Suppose I'm receiving IPv4 UDP packets whose payload is less than 18 octets, so when they are transmitted over Ethernet they have some trailing padding. Between the packets' source and my receiver sits a custom device which, among other things, modifies the IP header so that its total length field will include the Ethernet padding. So, for example, a packet with a 7-octet-long payload will not have an IP total length of 35, but rather 46. This is faulty behavior to be sure, but I cannot get rid of the device or modify it, so I have to deal with it.
Minor question: Am I right to understand that according to RFC 894 such packets are considered invalid to begin with?
Regardless, both Windows and Linux do not discard such packets, so it makes sense to ask how should the UDP checksum be computed for them.
If I understand RFC 768 correctly, the length in the pseudo-header should be the UDP length, so 15 for a 7-octet-long payload - just like the length field inside the actual UDP header. This is also what Wireshark's UDP parser does.

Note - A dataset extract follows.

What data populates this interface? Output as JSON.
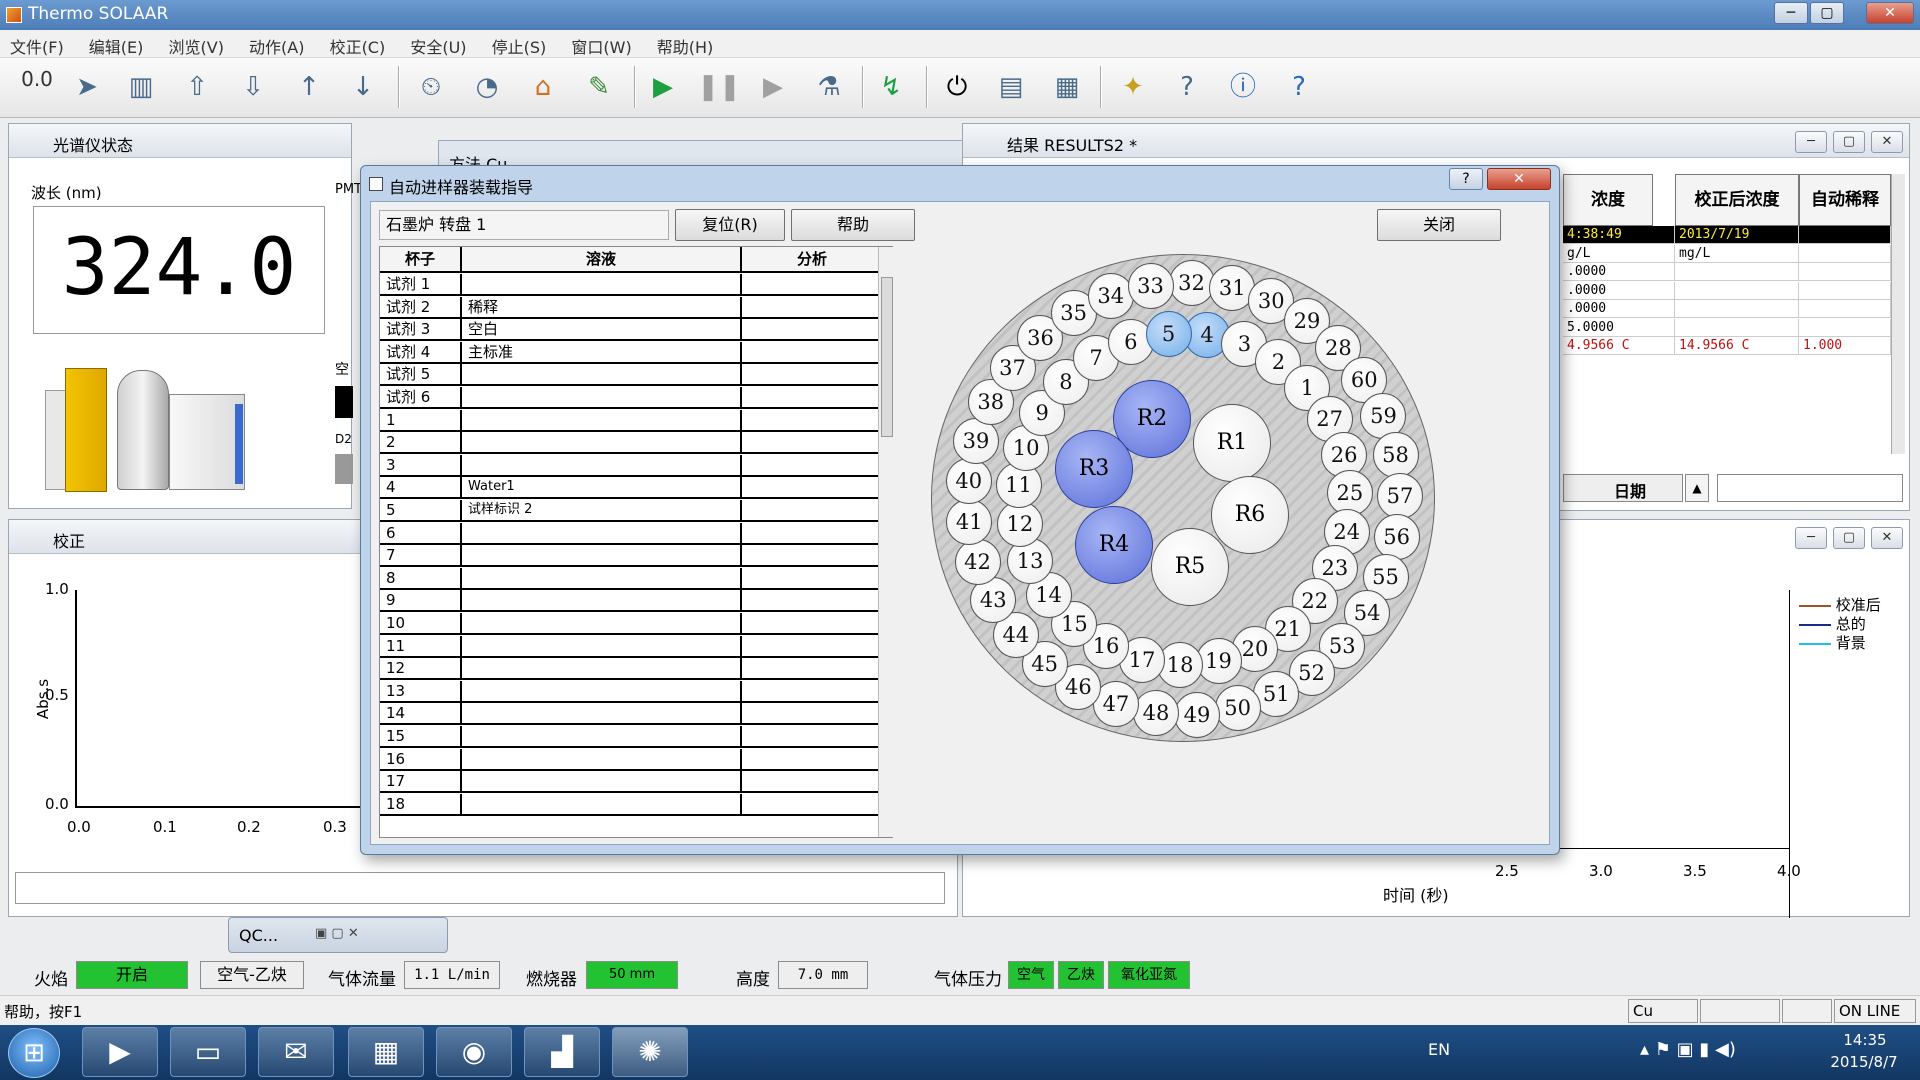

On the other hand, the network stacks of both Windows and Linux do something else. When they verify the checksum, they set the pseudo-header's length to the total length from the IP header minus its size. For normal packets, this nets the same value as the length field from the UDP header, so it doesn't matter. But, for my packets, the result is obviously different.
Who is at fault here? Is it a bug in Wireshark and in my understanding of RFC 768? Is it a bug in Windows/Linux? Is the question moot because such packets are illegal to begin with, in which case Wireshark should have marked them as such, and Windows/Linux should have discarded them in any case?